Fire up my passion,
Ignite my imagination.

Flame 16: Nourishment
Brigid of the overflowing milk,
Brigid of the good brown loaf,
Brigid of the endless butter,
May all beings be nourished.

Flame 17: Peace
Peace of the swan and peace of the kine,
Peace of the hearth and peace of the open door,
Peace between neighbors and peace between nations
The deep peace of Brigid within.

Flame 18: Gratefulness
Brigid, I thank thee three-times-three:
For my birth, my body, my spirit,
For my kin, my clan, my tribe,
For my home, my work, my knowledge of thee.

Flame 19: The three flames of Brigid
May the hearthfire of welcome warm me,
May the temple fire of faith sustain me,
May the forge fire of change strengthen me,
And Brigid’s love encompass me, now and evermore.







[1] Tending Brigit’s Flame by Lunaea Weatherstone (2016).

Poem/Ritual: "Nineteen Candles" by Lunaea Weatherstone from her book Tending Brigit's Flame (2016). By permission.

Image:  Español: Noche de velas, 2015, by Marrovi (talk | contribs), Creative Commons Attribution-Share Alike 4.0 International

16 February 2017

“The Curragh Wrens” by Mael Brigde




The Curragh Wrens     [1]

heroic Fionn MacCumhail
dust now in the sidhe
Brigit’s abbey
crumbled musty ruin

who dwells on the proud Curragh?

pennants fly   bugles sound   gleaming bayonets
barded mounts rumble cross the plain
host of a foreign Queen

outside the troops’
untarnished bone-white tents
clasp close for bare necessities
the Curragh Wrens

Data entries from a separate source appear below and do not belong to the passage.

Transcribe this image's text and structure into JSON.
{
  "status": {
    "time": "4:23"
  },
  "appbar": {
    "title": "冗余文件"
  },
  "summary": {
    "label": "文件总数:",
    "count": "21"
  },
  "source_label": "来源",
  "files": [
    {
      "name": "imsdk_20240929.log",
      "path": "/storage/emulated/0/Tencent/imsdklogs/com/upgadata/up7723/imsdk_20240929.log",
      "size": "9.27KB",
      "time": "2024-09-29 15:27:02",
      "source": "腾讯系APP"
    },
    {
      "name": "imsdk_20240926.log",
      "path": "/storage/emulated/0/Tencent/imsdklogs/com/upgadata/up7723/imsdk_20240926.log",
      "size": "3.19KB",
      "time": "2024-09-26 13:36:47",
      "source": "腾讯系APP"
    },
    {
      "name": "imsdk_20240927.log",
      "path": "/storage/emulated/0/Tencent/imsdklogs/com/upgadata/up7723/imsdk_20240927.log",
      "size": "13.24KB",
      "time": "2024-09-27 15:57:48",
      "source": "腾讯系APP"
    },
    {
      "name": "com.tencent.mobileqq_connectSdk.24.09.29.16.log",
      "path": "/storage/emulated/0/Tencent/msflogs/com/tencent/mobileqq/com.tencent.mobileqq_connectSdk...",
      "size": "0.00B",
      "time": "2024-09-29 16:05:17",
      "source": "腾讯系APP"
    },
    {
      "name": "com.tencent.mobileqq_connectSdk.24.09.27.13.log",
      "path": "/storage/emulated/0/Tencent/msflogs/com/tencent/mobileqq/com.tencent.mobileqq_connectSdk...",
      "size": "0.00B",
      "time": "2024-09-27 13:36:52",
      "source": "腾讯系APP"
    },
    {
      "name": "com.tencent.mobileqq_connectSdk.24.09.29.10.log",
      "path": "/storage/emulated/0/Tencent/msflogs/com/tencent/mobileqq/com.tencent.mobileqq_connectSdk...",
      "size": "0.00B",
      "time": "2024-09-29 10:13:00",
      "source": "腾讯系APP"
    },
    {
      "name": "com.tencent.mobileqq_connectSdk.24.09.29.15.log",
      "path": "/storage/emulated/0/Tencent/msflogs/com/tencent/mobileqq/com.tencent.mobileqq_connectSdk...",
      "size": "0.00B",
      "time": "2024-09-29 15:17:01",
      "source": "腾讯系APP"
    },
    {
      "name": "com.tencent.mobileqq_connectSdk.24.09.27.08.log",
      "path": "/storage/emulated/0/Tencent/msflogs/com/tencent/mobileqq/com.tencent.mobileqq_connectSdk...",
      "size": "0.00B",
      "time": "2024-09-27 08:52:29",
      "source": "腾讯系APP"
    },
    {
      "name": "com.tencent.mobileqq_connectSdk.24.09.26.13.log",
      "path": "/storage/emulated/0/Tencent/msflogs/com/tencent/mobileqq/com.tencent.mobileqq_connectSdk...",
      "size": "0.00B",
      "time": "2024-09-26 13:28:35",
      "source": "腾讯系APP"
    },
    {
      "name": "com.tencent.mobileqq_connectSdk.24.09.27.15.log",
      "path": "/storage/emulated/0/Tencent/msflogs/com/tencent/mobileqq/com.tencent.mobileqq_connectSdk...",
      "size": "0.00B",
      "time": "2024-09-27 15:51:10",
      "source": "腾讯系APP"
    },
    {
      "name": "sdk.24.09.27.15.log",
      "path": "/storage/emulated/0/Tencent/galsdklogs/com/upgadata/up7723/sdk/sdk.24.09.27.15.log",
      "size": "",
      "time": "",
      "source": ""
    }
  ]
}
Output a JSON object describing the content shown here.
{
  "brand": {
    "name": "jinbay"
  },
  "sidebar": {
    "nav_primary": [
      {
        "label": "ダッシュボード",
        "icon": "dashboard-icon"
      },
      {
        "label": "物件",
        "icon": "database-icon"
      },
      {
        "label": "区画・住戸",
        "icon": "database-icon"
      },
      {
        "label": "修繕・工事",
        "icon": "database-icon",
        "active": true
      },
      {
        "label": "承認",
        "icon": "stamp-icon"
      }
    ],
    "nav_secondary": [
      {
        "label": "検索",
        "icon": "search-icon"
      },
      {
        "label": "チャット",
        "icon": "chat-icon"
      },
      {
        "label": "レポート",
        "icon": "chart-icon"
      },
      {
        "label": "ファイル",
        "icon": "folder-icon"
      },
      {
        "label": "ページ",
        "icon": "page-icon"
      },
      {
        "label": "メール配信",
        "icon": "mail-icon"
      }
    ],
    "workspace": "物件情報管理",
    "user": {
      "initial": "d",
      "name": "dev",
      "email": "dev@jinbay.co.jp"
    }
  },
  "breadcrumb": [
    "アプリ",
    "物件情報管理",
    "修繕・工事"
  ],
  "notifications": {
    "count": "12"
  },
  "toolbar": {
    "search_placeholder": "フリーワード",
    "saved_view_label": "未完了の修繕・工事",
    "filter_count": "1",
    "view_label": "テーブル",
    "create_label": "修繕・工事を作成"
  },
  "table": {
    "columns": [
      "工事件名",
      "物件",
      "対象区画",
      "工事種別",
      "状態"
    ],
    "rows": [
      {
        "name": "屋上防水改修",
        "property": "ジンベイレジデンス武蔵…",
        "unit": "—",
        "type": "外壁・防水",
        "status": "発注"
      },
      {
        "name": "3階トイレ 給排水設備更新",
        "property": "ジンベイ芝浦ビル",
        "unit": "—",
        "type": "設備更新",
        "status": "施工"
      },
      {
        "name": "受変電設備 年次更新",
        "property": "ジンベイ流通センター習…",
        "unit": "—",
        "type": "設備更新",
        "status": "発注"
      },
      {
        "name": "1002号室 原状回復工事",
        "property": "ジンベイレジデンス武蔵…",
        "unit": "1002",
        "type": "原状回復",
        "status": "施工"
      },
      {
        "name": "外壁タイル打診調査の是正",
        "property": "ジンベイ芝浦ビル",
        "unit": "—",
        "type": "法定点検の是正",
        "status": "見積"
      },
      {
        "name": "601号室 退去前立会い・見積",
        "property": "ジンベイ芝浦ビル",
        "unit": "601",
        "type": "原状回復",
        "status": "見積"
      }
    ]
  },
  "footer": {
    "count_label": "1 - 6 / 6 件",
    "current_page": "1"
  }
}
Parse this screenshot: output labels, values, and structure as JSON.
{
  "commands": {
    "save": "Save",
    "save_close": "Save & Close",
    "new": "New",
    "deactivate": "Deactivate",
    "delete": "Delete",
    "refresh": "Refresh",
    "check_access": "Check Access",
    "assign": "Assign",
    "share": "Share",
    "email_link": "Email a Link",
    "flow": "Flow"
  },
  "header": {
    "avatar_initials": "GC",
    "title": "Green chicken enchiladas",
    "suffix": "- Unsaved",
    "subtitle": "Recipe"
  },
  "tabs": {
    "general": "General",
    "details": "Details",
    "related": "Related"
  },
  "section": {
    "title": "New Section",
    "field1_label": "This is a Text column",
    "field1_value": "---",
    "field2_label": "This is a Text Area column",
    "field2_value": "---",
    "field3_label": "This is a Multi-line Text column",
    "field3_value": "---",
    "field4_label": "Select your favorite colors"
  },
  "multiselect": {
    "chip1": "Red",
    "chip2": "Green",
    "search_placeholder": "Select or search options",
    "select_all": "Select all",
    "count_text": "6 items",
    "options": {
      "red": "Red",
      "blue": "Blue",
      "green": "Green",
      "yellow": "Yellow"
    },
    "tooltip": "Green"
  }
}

shelters burned   commerce refused them
furze their only nest
in starched gowns they huddle   baby at breast
drink with wandering soldiers
by the barrack wall

these your little
neglected night birds   Brigit
following love   selling their lives
flogged in the streets for their sins












Inspired  by “Stoning the Desolate”, by Charles Dickens, from All The Year Round, No. 292 1864.
http://www.kildare.ie/library/ehistory/2012/02/stoning_the_desolate.asp

For James Greenwood’s article in Dickens’ Pall Mall Gazette (1867):
http://www.kildare.ie/library/ehistory/2008/07/the_wrens_of_the_curragh.asp


[1]    “...the poor wretches of whom we have spoken are called ‘wrens,’ ‘because they live in holes in the banks’...” James Greenwood in Dickens’ newspaper the Pall Mall Gazette, 1867.